classical Athens? He argues that a “civilizing process,” alongside the rise of the modern nation-state that holds a monopoly on force, has led to a decline of violence. 1 He adds that the growing significance of commerce and technologies have facilitated
Violence in Classical Athens
Thomas K. Hubbard
Classical Athens offers a useful comparative test‐case for essentialist assumptions about the necessary harm that emanates from sexual intimacy between adults and adolescent boys. The Athenian model does not fit victimological expectations, but instead suggests that adolescent boys could be credited with considerable powers of discretion and responsibility in sexual matters without harming their future cultural productivity. Contemporary American legislation premised on children’s incapacity to “consent” to sexual relations stems from outmoded gender constructions and ideological preoccupations of the late Victorian and Progressive Era; that it has been extended to “protection” of boys is a matter of historical accident, rather than sound social policy. Rigorous social science and historical comparanda suggest that we should consider a different “age of consent” for boys and girls.

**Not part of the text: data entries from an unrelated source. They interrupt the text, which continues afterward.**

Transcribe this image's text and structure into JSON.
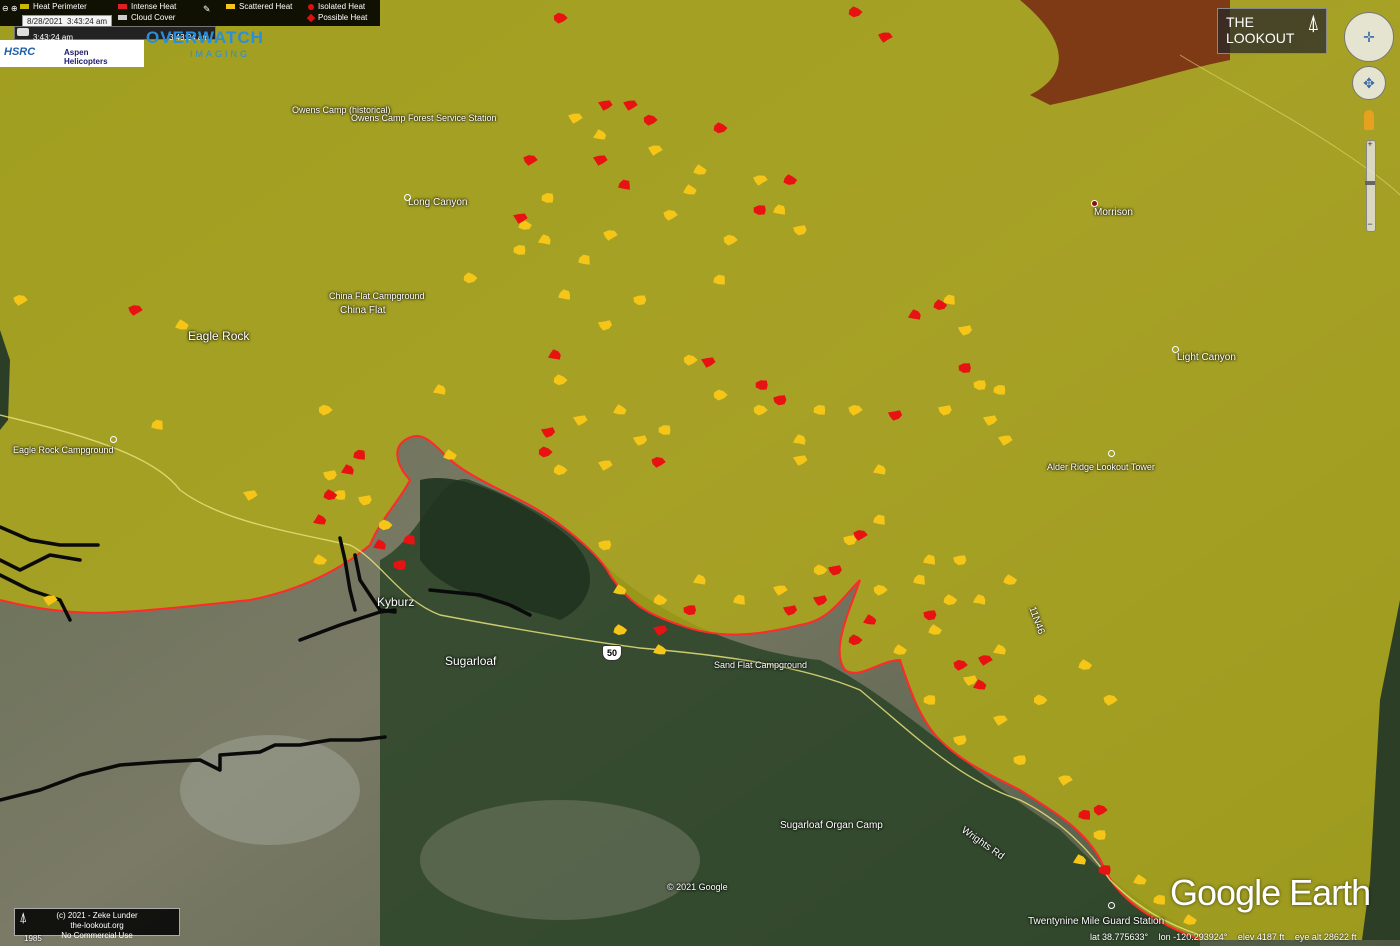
{
  "legend": {
    "items": [
      {
        "label": "Heat Perimeter",
        "color": "#c8b800"
      },
      {
        "label": "Intense Heat",
        "color": "#e02020"
      },
      {
        "label": "Cloud Cover",
        "color": "#cccccc"
      },
      {
        "label": "Scattered Heat",
        "color": "#f5c518"
      },
      {
        "label": "Isolated Heat",
        "color": "#e01010"
      },
      {
        "label": "Possible Heat",
        "color": "#e01010"
      }
    ],
    "date": "8/28/2021",
    "time": "3:43:24 am",
    "slider_start": "3:43:24 am",
    "slider_end": "3:43:24 am"
  },
  "branding": {
    "logo1": "HSRC",
    "logo2": "Aspen Helicopters",
    "overwatch": "OVERWATCH",
    "overwatch_sub": "IMAGING",
    "lookout_line1": "THE",
    "lookout_line2": "LOOKOUT",
    "google_earth": "Google Earth",
    "copyright": "© 2021 Google",
    "credit_line1": "(c) 2021 - Zeke Lunder",
    "credit_line2": "the-lookout.org",
    "credit_line3": "No Commercial Use",
    "credit_year": "1985"
  },
  "places": {
    "owens_camp": "Owens Camp (historical)",
    "owens_station": "Owens Camp Forest Service Station",
    "long_canyon": "Long Canyon",
    "morrison": "Morrison",
    "china_flat_cg": "China Flat Campground",
    "china_flat": "China Flat",
    "eagle_rock": "Eagle Rock",
    "light_canyon": "Light Canyon",
    "eagle_rock_cg": "Eagle Rock Campground",
    "alder_ridge": "Alder Ridge Lookout Tower",
    "kyburz": "Kyburz",
    "sugarloaf": "Sugarloaf",
    "hwy": "50",
    "sand_flat": "Sand Flat Campground",
    "road_11n46": "11N46",
    "sugarloaf_organ": "Sugarloaf Organ Camp",
    "wrights_rd": "Wrights Rd",
    "twentynine": "Twentynine Mile Guard Station"
  },
  "status": {
    "lat": "lat  38.775633°",
    "lon": "lon -120.293924°",
    "elev": "elev  4187 ft",
    "eye": "eye alt  28622 ft"
  },
  "colors": {
    "perimeter_fill": "#b4ad14",
    "perimeter_line": "#ff2a2a",
    "scattered": "#f5c518",
    "isolated": "#e81212",
    "forest": "#2f4a2a",
    "terrain": "#6e7460",
    "burned": "#7a2e14"
  },
  "heat": {
    "scattered": [
      [
        548,
        198
      ],
      [
        575,
        118
      ],
      [
        600,
        135
      ],
      [
        655,
        150
      ],
      [
        690,
        190
      ],
      [
        610,
        235
      ],
      [
        585,
        260
      ],
      [
        640,
        300
      ],
      [
        565,
        295
      ],
      [
        605,
        325
      ],
      [
        690,
        360
      ],
      [
        560,
        380
      ],
      [
        580,
        420
      ],
      [
        620,
        410
      ],
      [
        640,
        440
      ],
      [
        665,
        430
      ],
      [
        605,
        465
      ],
      [
        560,
        470
      ],
      [
        720,
        395
      ],
      [
        760,
        410
      ],
      [
        800,
        440
      ],
      [
        820,
        410
      ],
      [
        855,
        410
      ],
      [
        880,
        470
      ],
      [
        950,
        300
      ],
      [
        965,
        330
      ],
      [
        980,
        385
      ],
      [
        945,
        410
      ],
      [
        1000,
        390
      ],
      [
        990,
        420
      ],
      [
        1005,
        440
      ],
      [
        800,
        460
      ],
      [
        720,
        280
      ],
      [
        730,
        240
      ],
      [
        520,
        250
      ],
      [
        470,
        278
      ],
      [
        440,
        390
      ],
      [
        325,
        410
      ],
      [
        158,
        425
      ],
      [
        182,
        325
      ],
      [
        250,
        495
      ],
      [
        320,
        560
      ],
      [
        340,
        495
      ],
      [
        365,
        500
      ],
      [
        330,
        475
      ],
      [
        385,
        525
      ],
      [
        450,
        455
      ],
      [
        605,
        545
      ],
      [
        620,
        590
      ],
      [
        660,
        600
      ],
      [
        700,
        580
      ],
      [
        740,
        600
      ],
      [
        780,
        590
      ],
      [
        820,
        570
      ],
      [
        850,
        540
      ],
      [
        880,
        590
      ],
      [
        920,
        580
      ],
      [
        950,
        600
      ],
      [
        980,
        600
      ],
      [
        1010,
        580
      ],
      [
        900,
        650
      ],
      [
        930,
        700
      ],
      [
        960,
        740
      ],
      [
        1000,
        720
      ],
      [
        1040,
        700
      ],
      [
        1065,
        780
      ],
      [
        1085,
        665
      ],
      [
        1110,
        700
      ],
      [
        1020,
        760
      ],
      [
        935,
        630
      ],
      [
        1000,
        650
      ],
      [
        880,
        520
      ],
      [
        960,
        560
      ],
      [
        1080,
        860
      ],
      [
        1100,
        835
      ],
      [
        1140,
        880
      ],
      [
        1160,
        900
      ],
      [
        1190,
        920
      ],
      [
        20,
        300
      ],
      [
        50,
        600
      ],
      [
        660,
        650
      ],
      [
        620,
        630
      ],
      [
        760,
        180
      ],
      [
        780,
        210
      ],
      [
        800,
        230
      ],
      [
        670,
        215
      ],
      [
        700,
        170
      ],
      [
        525,
        225
      ],
      [
        545,
        240
      ],
      [
        930,
        560
      ],
      [
        970,
        680
      ]
    ],
    "isolated": [
      [
        530,
        160
      ],
      [
        560,
        18
      ],
      [
        605,
        105
      ],
      [
        630,
        105
      ],
      [
        650,
        120
      ],
      [
        720,
        128
      ],
      [
        600,
        160
      ],
      [
        625,
        185
      ],
      [
        760,
        210
      ],
      [
        790,
        180
      ],
      [
        520,
        218
      ],
      [
        555,
        355
      ],
      [
        708,
        362
      ],
      [
        762,
        385
      ],
      [
        780,
        400
      ],
      [
        895,
        415
      ],
      [
        965,
        368
      ],
      [
        915,
        315
      ],
      [
        940,
        305
      ],
      [
        548,
        432
      ],
      [
        545,
        452
      ],
      [
        658,
        462
      ],
      [
        360,
        455
      ],
      [
        330,
        495
      ],
      [
        320,
        520
      ],
      [
        348,
        470
      ],
      [
        135,
        310
      ],
      [
        380,
        545
      ],
      [
        410,
        540
      ],
      [
        400,
        565
      ],
      [
        660,
        630
      ],
      [
        690,
        610
      ],
      [
        790,
        610
      ],
      [
        820,
        600
      ],
      [
        860,
        535
      ],
      [
        835,
        570
      ],
      [
        870,
        620
      ],
      [
        855,
        640
      ],
      [
        930,
        615
      ],
      [
        960,
        665
      ],
      [
        985,
        660
      ],
      [
        980,
        685
      ],
      [
        1100,
        810
      ],
      [
        1085,
        815
      ],
      [
        1105,
        870
      ],
      [
        855,
        12
      ],
      [
        885,
        37
      ]
    ]
  }
}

A Timeless Measure of Who We Are?
or concern about the agency of the daughters in the story of Lot. Conversely, in Aeschylus’s tragedy, produced against the backdrop of Classical Athens in the fifth century BCE, the flight of the Danaids from Egypt to Argos becomes a challenge to

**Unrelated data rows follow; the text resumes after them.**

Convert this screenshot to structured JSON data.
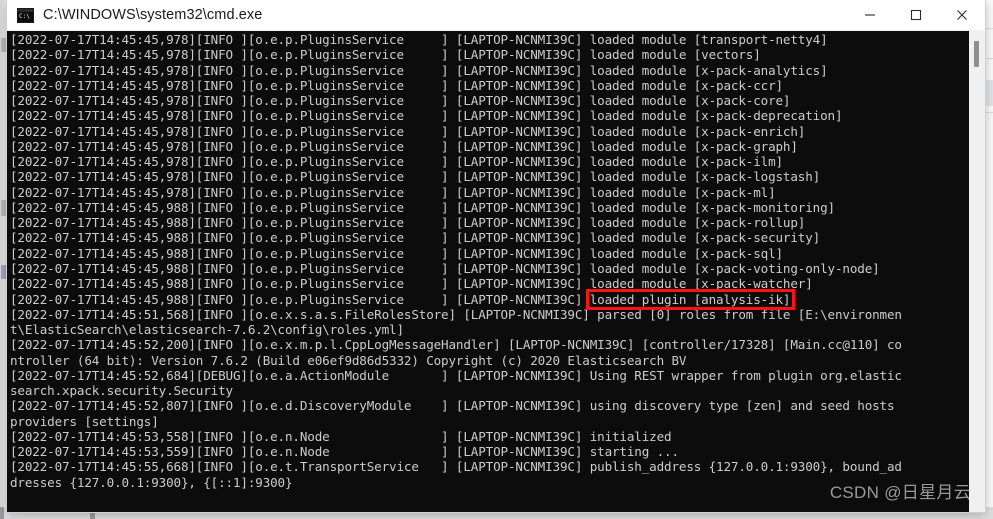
{
  "window": {
    "title": "C:\\WINDOWS\\system32\\cmd.exe",
    "icon": "cmd-console-icon",
    "icon_glyph": "C:\\",
    "buttons": {
      "minimize": "minimize-button",
      "maximize": "maximize-button",
      "close": "close-button"
    }
  },
  "scrollbar": {
    "name": "vertical-scrollbar",
    "thumb": "scrollbar-thumb"
  },
  "annotation": {
    "color": "#fb1412",
    "target_line_text": "loaded plugin [analysis-ik]"
  },
  "watermark": {
    "text": "CSDN @日星月云"
  },
  "console": {
    "background": "#0c0c0c",
    "foreground": "#cccccc",
    "lines": [
      "[2022-07-17T14:45:45,978][INFO ][o.e.p.PluginsService     ] [LAPTOP-NCNMI39C] loaded module [transport-netty4]",
      "[2022-07-17T14:45:45,978][INFO ][o.e.p.PluginsService     ] [LAPTOP-NCNMI39C] loaded module [vectors]",
      "[2022-07-17T14:45:45,978][INFO ][o.e.p.PluginsService     ] [LAPTOP-NCNMI39C] loaded module [x-pack-analytics]",
      "[2022-07-17T14:45:45,978][INFO ][o.e.p.PluginsService     ] [LAPTOP-NCNMI39C] loaded module [x-pack-ccr]",
      "[2022-07-17T14:45:45,978][INFO ][o.e.p.PluginsService     ] [LAPTOP-NCNMI39C] loaded module [x-pack-core]",
      "[2022-07-17T14:45:45,978][INFO ][o.e.p.PluginsService     ] [LAPTOP-NCNMI39C] loaded module [x-pack-deprecation]",
      "[2022-07-17T14:45:45,978][INFO ][o.e.p.PluginsService     ] [LAPTOP-NCNMI39C] loaded module [x-pack-enrich]",
      "[2022-07-17T14:45:45,978][INFO ][o.e.p.PluginsService     ] [LAPTOP-NCNMI39C] loaded module [x-pack-graph]",
      "[2022-07-17T14:45:45,978][INFO ][o.e.p.PluginsService     ] [LAPTOP-NCNMI39C] loaded module [x-pack-ilm]",
      "[2022-07-17T14:45:45,978][INFO ][o.e.p.PluginsService     ] [LAPTOP-NCNMI39C] loaded module [x-pack-logstash]",
      "[2022-07-17T14:45:45,978][INFO ][o.e.p.PluginsService     ] [LAPTOP-NCNMI39C] loaded module [x-pack-ml]",
      "[2022-07-17T14:45:45,988][INFO ][o.e.p.PluginsService     ] [LAPTOP-NCNMI39C] loaded module [x-pack-monitoring]",
      "[2022-07-17T14:45:45,988][INFO ][o.e.p.PluginsService     ] [LAPTOP-NCNMI39C] loaded module [x-pack-rollup]",
      "[2022-07-17T14:45:45,988][INFO ][o.e.p.PluginsService     ] [LAPTOP-NCNMI39C] loaded module [x-pack-security]",
      "[2022-07-17T14:45:45,988][INFO ][o.e.p.PluginsService     ] [LAPTOP-NCNMI39C] loaded module [x-pack-sql]",
      "[2022-07-17T14:45:45,988][INFO ][o.e.p.PluginsService     ] [LAPTOP-NCNMI39C] loaded module [x-pack-voting-only-node]",
      "[2022-07-17T14:45:45,988][INFO ][o.e.p.PluginsService     ] [LAPTOP-NCNMI39C] loaded module [x-pack-watcher]",
      "[2022-07-17T14:45:45,988][INFO ][o.e.p.PluginsService     ] [LAPTOP-NCNMI39C] loaded plugin [analysis-ik]",
      "[2022-07-17T14:45:51,568][INFO ][o.e.x.s.a.s.FileRolesStore] [LAPTOP-NCNMI39C] parsed [0] roles from file [E:\\environmen",
      "t\\ElasticSearch\\elasticsearch-7.6.2\\config\\roles.yml]",
      "[2022-07-17T14:45:52,200][INFO ][o.e.x.m.p.l.CppLogMessageHandler] [LAPTOP-NCNMI39C] [controller/17328] [Main.cc@110] co",
      "ntroller (64 bit): Version 7.6.2 (Build e06ef9d86d5332) Copyright (c) 2020 Elasticsearch BV",
      "[2022-07-17T14:45:52,684][DEBUG][o.e.a.ActionModule       ] [LAPTOP-NCNMI39C] Using REST wrapper from plugin org.elastic",
      "search.xpack.security.Security",
      "[2022-07-17T14:45:52,807][INFO ][o.e.d.DiscoveryModule    ] [LAPTOP-NCNMI39C] using discovery type [zen] and seed hosts ",
      "providers [settings]",
      "[2022-07-17T14:45:53,558][INFO ][o.e.n.Node               ] [LAPTOP-NCNMI39C] initialized",
      "[2022-07-17T14:45:53,559][INFO ][o.e.n.Node               ] [LAPTOP-NCNMI39C] starting ...",
      "[2022-07-17T14:45:55,668][INFO ][o.e.t.TransportService   ] [LAPTOP-NCNMI39C] publish_address {127.0.0.1:9300}, bound_ad",
      "dresses {127.0.0.1:9300}, {[::1]:9300}"
    ]
  }
}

terms (particularly the Iliad , the older of the two), without importing back the meanings of terms used in classical Athens, the words used to describe human experience are remarkably concrete. There are words for sinewy arms and speeding knees, for
. The Excellencie of a Free State; or, the Right Constitution of a Commonwealth . Edited and with an introduction by Blair Worden . Indianapolis : Liberty Fund . Ober , Josiah . 2008 . Democracy and Knowledge: Innovation and Learning in Classical
Grounds for a Purely Procedural Defense of Majority Rule
.4324/9780203162286 Ober , Josiah . 2012 . “ Epistemic Democracy in Classical Athens: Sophistication, Diversity and Innovation. ” Pp. 118 – 147 In Collective Wisdom: Principles and Genealogy , ed. Jon Elster and Hélène Landemore . Cambridge : Cambridge